I am sincerely sorry you felt that your opinion has been discounted, I hope you can come back to participate in the future. Would you mind pointing me to the conversation? I want you to know that I appreciate recommendations and feedback on what is/not working. -- LilaTretikov (WMF) (talk) 02:04, 6 September 2014 (UTC)
Lila, with respect, Deltahedron's account indicates something more serious — and more entrenched — than merely having one's opinion discounted. --Pi zero (talk) 05:29, 6 September 2014 (UTC)
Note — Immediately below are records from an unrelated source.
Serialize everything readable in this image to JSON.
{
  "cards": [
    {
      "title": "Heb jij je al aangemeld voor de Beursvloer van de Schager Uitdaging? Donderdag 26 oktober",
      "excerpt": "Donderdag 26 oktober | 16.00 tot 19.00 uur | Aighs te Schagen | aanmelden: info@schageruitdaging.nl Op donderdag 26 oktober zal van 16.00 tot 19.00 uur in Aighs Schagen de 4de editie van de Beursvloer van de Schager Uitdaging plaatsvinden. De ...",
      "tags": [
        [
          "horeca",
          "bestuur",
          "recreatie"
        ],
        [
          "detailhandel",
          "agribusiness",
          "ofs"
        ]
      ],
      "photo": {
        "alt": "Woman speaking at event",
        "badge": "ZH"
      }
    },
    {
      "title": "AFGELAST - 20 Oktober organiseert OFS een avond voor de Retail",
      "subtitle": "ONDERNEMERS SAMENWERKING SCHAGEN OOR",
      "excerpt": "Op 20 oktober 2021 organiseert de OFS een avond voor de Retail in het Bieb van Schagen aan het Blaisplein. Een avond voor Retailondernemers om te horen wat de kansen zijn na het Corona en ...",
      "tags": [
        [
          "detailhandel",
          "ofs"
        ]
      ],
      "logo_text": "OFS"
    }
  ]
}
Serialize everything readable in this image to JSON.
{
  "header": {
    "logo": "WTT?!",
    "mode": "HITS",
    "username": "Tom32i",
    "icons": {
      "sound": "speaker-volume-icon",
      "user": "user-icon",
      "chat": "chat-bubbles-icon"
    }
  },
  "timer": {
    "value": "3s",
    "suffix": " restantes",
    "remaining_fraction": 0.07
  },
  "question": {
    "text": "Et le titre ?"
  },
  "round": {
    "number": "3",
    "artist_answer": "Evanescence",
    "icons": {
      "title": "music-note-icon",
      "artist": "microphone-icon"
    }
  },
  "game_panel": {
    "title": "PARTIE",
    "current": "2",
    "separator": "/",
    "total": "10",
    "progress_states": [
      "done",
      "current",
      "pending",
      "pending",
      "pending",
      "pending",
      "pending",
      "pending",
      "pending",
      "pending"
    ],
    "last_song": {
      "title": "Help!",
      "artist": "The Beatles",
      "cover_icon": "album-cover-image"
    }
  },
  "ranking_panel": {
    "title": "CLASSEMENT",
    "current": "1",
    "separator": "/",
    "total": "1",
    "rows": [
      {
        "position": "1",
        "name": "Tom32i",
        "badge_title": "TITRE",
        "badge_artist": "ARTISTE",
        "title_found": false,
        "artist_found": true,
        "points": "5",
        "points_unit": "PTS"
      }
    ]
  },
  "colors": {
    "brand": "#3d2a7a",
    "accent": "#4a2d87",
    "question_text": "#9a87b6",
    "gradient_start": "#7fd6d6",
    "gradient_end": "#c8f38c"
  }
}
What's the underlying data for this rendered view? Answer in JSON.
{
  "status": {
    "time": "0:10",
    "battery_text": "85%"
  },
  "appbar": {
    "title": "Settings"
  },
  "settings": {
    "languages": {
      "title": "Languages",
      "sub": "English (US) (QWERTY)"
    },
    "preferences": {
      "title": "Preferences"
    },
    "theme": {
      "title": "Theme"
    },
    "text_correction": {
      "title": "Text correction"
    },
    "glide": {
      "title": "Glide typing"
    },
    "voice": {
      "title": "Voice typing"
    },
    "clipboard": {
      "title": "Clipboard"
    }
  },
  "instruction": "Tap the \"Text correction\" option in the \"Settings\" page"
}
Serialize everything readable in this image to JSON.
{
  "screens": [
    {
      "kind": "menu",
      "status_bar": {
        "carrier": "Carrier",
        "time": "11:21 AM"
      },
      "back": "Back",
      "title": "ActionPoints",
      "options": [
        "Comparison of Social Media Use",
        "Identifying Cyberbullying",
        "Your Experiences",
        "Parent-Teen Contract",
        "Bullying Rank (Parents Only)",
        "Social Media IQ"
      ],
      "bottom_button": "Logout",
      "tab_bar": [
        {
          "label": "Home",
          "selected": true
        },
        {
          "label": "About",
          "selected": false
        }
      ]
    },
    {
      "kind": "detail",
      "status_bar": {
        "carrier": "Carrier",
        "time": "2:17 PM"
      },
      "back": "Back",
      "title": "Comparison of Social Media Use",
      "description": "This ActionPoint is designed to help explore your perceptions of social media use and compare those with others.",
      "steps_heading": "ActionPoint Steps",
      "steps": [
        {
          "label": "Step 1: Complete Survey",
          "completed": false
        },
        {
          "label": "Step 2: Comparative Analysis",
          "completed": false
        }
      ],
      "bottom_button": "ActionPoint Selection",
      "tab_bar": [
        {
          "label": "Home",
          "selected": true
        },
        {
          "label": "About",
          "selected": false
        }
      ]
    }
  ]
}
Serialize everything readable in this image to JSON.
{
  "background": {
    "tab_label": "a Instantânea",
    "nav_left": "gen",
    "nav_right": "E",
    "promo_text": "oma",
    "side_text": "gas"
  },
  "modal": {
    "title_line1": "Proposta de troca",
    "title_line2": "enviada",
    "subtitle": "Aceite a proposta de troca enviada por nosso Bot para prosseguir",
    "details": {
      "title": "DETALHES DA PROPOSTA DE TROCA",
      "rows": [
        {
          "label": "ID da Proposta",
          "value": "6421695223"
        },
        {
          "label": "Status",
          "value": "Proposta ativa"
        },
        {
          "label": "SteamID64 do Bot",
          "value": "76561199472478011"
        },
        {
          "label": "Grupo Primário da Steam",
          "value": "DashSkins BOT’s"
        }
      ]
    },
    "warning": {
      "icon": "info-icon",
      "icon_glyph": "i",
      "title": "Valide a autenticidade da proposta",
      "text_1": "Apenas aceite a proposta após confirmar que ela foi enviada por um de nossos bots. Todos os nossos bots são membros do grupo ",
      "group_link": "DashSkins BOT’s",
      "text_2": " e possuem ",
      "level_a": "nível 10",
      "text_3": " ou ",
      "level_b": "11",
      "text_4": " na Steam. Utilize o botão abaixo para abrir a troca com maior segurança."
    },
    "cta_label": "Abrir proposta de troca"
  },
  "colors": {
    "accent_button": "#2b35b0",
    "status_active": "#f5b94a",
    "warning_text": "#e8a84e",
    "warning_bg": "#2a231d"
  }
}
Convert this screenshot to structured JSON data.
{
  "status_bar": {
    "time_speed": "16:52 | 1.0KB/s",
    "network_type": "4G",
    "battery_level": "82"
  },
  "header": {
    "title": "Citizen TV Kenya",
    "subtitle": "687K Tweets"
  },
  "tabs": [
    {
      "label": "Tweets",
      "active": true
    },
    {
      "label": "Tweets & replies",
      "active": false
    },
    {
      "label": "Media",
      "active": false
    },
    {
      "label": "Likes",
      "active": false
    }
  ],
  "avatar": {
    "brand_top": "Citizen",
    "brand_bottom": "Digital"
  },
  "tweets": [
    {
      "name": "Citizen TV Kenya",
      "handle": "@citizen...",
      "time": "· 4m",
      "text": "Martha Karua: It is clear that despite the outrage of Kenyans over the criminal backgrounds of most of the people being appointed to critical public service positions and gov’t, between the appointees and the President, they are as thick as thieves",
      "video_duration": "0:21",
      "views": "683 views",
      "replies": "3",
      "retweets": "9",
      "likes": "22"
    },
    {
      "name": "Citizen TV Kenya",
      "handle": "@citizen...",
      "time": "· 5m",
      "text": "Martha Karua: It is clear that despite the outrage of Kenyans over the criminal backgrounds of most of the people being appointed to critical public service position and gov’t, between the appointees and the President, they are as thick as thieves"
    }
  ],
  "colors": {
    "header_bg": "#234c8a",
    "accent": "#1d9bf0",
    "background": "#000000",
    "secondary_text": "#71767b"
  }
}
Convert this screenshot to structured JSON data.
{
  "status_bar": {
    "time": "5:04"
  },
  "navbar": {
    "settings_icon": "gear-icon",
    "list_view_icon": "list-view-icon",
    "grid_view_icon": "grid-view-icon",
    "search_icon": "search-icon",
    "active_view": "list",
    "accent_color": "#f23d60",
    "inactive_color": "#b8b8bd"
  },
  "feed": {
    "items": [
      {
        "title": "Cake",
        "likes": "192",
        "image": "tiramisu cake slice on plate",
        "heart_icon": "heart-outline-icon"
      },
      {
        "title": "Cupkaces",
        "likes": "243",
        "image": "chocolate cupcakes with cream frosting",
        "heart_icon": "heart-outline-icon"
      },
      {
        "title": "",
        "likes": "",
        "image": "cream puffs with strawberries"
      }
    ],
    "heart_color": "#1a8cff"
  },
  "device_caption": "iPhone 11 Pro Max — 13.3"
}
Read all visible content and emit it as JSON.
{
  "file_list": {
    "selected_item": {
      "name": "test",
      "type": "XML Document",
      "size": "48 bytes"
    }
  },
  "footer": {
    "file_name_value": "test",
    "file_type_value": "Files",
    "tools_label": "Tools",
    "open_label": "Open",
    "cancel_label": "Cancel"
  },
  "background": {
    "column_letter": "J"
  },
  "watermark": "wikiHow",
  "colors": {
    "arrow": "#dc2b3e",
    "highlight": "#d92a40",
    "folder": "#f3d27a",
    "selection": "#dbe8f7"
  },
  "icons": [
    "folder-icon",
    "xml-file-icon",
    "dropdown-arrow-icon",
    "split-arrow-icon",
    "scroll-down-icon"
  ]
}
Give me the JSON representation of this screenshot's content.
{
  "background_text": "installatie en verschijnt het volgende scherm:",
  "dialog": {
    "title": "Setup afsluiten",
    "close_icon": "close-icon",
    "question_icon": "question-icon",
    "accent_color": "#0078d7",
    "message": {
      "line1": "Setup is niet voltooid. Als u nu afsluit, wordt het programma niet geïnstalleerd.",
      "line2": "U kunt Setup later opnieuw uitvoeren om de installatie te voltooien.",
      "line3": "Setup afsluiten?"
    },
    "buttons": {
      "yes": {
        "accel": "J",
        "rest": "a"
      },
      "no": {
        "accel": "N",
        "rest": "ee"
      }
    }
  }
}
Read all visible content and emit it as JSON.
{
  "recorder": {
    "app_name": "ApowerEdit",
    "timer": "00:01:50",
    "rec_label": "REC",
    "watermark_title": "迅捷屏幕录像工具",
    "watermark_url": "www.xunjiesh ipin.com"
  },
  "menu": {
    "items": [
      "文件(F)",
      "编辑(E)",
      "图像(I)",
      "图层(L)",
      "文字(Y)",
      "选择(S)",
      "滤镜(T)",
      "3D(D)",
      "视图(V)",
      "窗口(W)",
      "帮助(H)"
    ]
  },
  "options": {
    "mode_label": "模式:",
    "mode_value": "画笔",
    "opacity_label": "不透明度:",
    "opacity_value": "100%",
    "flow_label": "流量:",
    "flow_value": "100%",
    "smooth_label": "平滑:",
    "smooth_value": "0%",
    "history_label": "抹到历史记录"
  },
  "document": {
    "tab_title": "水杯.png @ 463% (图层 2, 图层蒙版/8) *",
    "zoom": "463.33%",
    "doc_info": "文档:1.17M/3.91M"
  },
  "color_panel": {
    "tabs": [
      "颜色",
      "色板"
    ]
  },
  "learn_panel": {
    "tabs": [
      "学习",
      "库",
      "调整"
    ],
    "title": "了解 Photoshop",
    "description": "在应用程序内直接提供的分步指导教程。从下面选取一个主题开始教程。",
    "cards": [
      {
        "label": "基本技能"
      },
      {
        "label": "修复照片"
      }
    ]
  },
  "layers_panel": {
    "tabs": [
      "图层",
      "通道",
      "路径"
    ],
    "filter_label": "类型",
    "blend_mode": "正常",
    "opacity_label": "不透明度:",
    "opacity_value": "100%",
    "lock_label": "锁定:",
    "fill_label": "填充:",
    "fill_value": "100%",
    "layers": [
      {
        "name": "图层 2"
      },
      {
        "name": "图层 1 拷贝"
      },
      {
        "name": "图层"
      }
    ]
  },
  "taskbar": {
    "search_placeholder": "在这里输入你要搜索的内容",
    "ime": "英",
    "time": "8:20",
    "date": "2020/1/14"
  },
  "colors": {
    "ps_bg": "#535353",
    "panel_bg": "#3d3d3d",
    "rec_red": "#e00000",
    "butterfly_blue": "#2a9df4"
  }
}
Lila, thanks for that. The relevant diffs are [17], [18], [19]. However, I want to emphasise that I am not complaining about individuals, so much as saying that I think that the process at Community Engagement (Product)/Process ideas cannot work f your staff argue with contributors who are trying to give their opinion. In fact, it's also rather disturbing that your staff are also editing other peoples' comments at the brainstorm because they disagree with them [20], [21], [22] -- and again that a member of staff who is contributing to the brainstorm is also going to be reviewing the results. This is not a picture of a constructive engagement. Deltahedron (talk) 08:03, 6 September 2014 (UTC)